WHAT TO PRODUCE: Restate the data below word for word. Leave the images out.

[Data items]
════════════════

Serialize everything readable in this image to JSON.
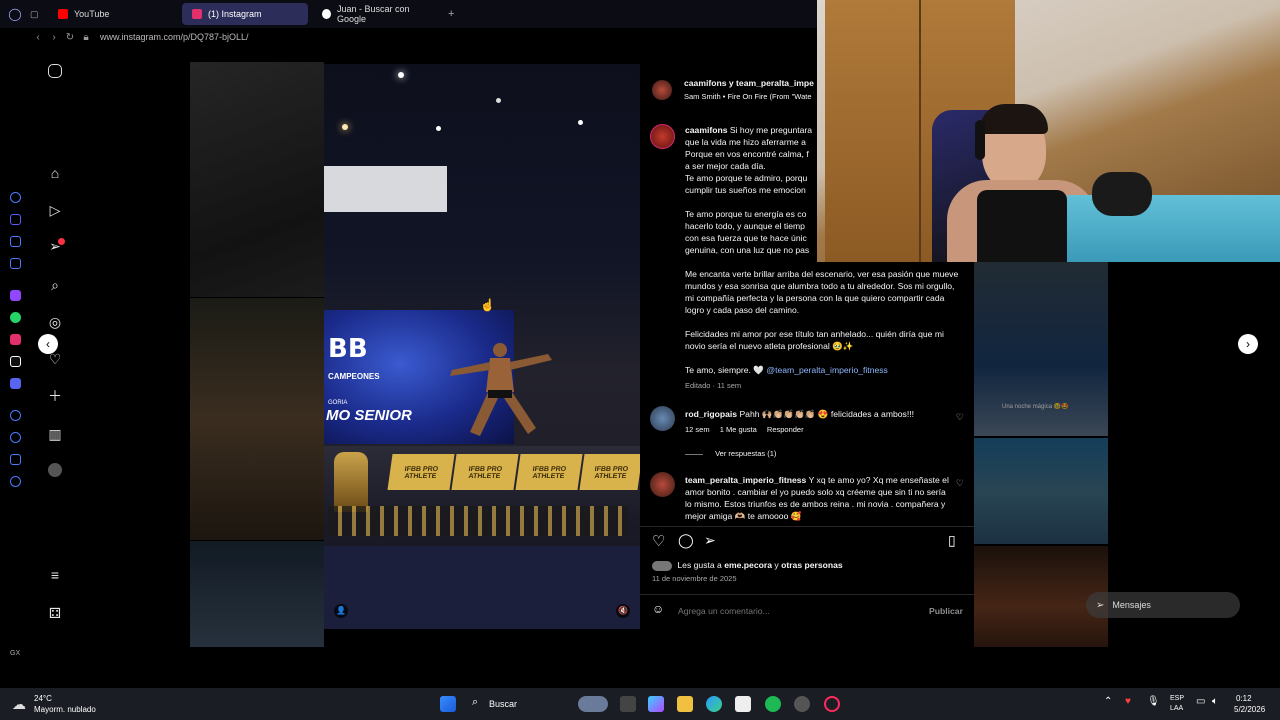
{
  "browser": {
    "tabs": [
      {
        "label": "YouTube",
        "color": "#ff0000"
      },
      {
        "label": "(1) Instagram",
        "color": "#e1306c"
      },
      {
        "label": "Juan - Buscar con Google",
        "color": "#4285f4"
      }
    ],
    "new_tab": "+",
    "url": "www.instagram.com/p/DQ787-bjOLL/"
  },
  "post": {
    "author_header": "caamifons y team_peralta_impe",
    "song": "Sam Smith • Fire On Fire (From \"Wate",
    "caption_author": "caamifons",
    "caption_lines_clipped": [
      "Si hoy me preguntara",
      "que la vida me hizo aferrarme a",
      "Porque en vos encontré calma, f",
      "a ser mejor cada día.",
      "Te amo porque te admiro, porqu",
      "cumplir tus sueños me emocion"
    ],
    "caption_para2_clipped": [
      "Te amo porque tu energía es co",
      "hacerlo todo, y aunque el tiemp",
      "con esa fuerza que te hace únic",
      "genuina, con una luz que no pas"
    ],
    "caption_para3": "Me encanta verte brillar arriba del escenario, ver esa pasión que mueve mundos y esa sonrisa que alumbra todo a tu alrededor. Sos mi orgullo, mi compañía perfecta y la persona con la que quiero compartir cada logro y cada paso del camino.",
    "caption_para4": "Felicidades mi amor por ese título tan anhelado... quién diría que mi novio sería el nuevo atleta profesional 🥹✨",
    "caption_para5": "Te amo, siempre. 🤍",
    "caption_mention": "@team_peralta_imperio_fitness",
    "caption_meta": "Editado · 11 sem",
    "comments": [
      {
        "user": "rod_rigopais",
        "text": "Pahh 🙌🏼👏🏼👏🏼👏🏼👏🏼 😍 felicidades a ambos!!!",
        "time": "12 sem",
        "likes": "1 Me gusta",
        "reply": "Responder",
        "view_replies": "Ver respuestas (1)"
      },
      {
        "user": "team_peralta_imperio_fitness",
        "text": "Y xq te amo yo? Xq me enseñaste el amor bonito . cambiar el yo puedo solo xq créeme que sin ti no sería lo mismo. Estos triunfos es de ambos reina . mi novia . compañera y mejor amiga 🫶🏼 te amoooo 🥰"
      }
    ],
    "likes_text": "Les gusta a",
    "likes_user": "eme.pecora",
    "likes_and": "y",
    "likes_others": "otras personas",
    "date": "11 de noviembre de 2025",
    "comment_placeholder": "Agrega un comentario...",
    "publish": "Publicar"
  },
  "media_overlay": {
    "banner_text": "BB",
    "banner_sub": "CAMPEONES",
    "banner_category": "MO SENIOR",
    "banner_cat_small": "GORIA",
    "table_cards": [
      "IFBB PRO ATHLETE",
      "IFBB PRO ATHLETE",
      "IFBB PRO ATHLETE",
      "IFBB PRO ATHLETE"
    ]
  },
  "bg_tiles_text": {
    "right_caption": "Una noche mágica 🥹🤩"
  },
  "messages_label": "Mensajes",
  "taskbar": {
    "weather_temp": "24°C",
    "weather_desc": "Mayorm. nublado",
    "search": "Buscar",
    "lang1": "ESP",
    "lang2": "LAA",
    "time": "0:12",
    "date": "5/2/2026"
  },
  "colors": {
    "accent_link": "#8fb8ff",
    "heart": "#ff3040",
    "taskbar_bg": "#1b1d24"
  }
}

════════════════

WRITTEN RESPONSE:
Serialize everything readable in this image to JSON.
{
  "browser": {
    "tabs": [
      {
        "label": "YouTube",
        "color": "#ff0000"
      },
      {
        "label": "(1) Instagram",
        "color": "#e1306c"
      },
      {
        "label": "Juan - Buscar con Google",
        "color": "#4285f4"
      }
    ],
    "new_tab": "+",
    "url": "www.instagram.com/p/DQ787-bjOLL/"
  },
  "post": {
    "author_header": "caamifons y team_peralta_impe",
    "song": "Sam Smith • Fire On Fire (From \"Wate",
    "caption_author": "caamifons",
    "caption_lines_clipped": [
      "Si hoy me preguntara",
      "que la vida me hizo aferrarme a",
      "Porque en vos encontré calma, f",
      "a ser mejor cada día.",
      "Te amo porque te admiro, porqu",
      "cumplir tus sueños me emocion"
    ],
    "caption_para2_clipped": [
      "Te amo porque tu energía es co",
      "hacerlo todo, y aunque el tiemp",
      "con esa fuerza que te hace únic",
      "genuina, con una luz que no pas"
    ],
    "caption_para3": "Me encanta verte brillar arriba del escenario, ver esa pasión que mueve mundos y esa sonrisa que alumbra todo a tu alrededor. Sos mi orgullo, mi compañía perfecta y la persona con la que quiero compartir cada logro y cada paso del camino.",
    "caption_para4": "Felicidades mi amor por ese título tan anhelado... quién diría que mi novio sería el nuevo atleta profesional 🥹✨",
    "caption_para5": "Te amo, siempre. 🤍",
    "caption_mention": "@team_peralta_imperio_fitness",
    "caption_meta": "Editado · 11 sem",
    "comments": [
      {
        "user": "rod_rigopais",
        "text": "Pahh 🙌🏼👏🏼👏🏼👏🏼👏🏼 😍 felicidades a ambos!!!",
        "time": "12 sem",
        "likes": "1 Me gusta",
        "reply": "Responder",
        "view_replies": "Ver respuestas (1)"
      },
      {
        "user": "team_peralta_imperio_fitness",
        "text": "Y xq te amo yo? Xq me enseñaste el amor bonito . cambiar el yo puedo solo xq créeme que sin ti no sería lo mismo. Estos triunfos es de ambos reina . mi novia . compañera y mejor amiga 🫶🏼 te amoooo 🥰"
      }
    ],
    "likes_text": "Les gusta a",
    "likes_user": "eme.pecora",
    "likes_and": "y",
    "likes_others": "otras personas",
    "date": "11 de noviembre de 2025",
    "comment_placeholder": "Agrega un comentario...",
    "publish": "Publicar"
  },
  "media_overlay": {
    "banner_text": "BB",
    "banner_sub": "CAMPEONES",
    "banner_category": "MO SENIOR",
    "banner_cat_small": "GORIA",
    "table_cards": [
      "IFBB PRO ATHLETE",
      "IFBB PRO ATHLETE",
      "IFBB PRO ATHLETE",
      "IFBB PRO ATHLETE"
    ]
  },
  "bg_tiles_text": {
    "right_caption": "Una noche mágica 🥹🤩"
  },
  "messages_label": "Mensajes",
  "taskbar": {
    "weather_temp": "24°C",
    "weather_desc": "Mayorm. nublado",
    "search": "Buscar",
    "lang1": "ESP",
    "lang2": "LAA",
    "time": "0:12",
    "date": "5/2/2026"
  },
  "colors": {
    "accent_link": "#8fb8ff",
    "heart": "#ff3040",
    "taskbar_bg": "#1b1d24"
  }
}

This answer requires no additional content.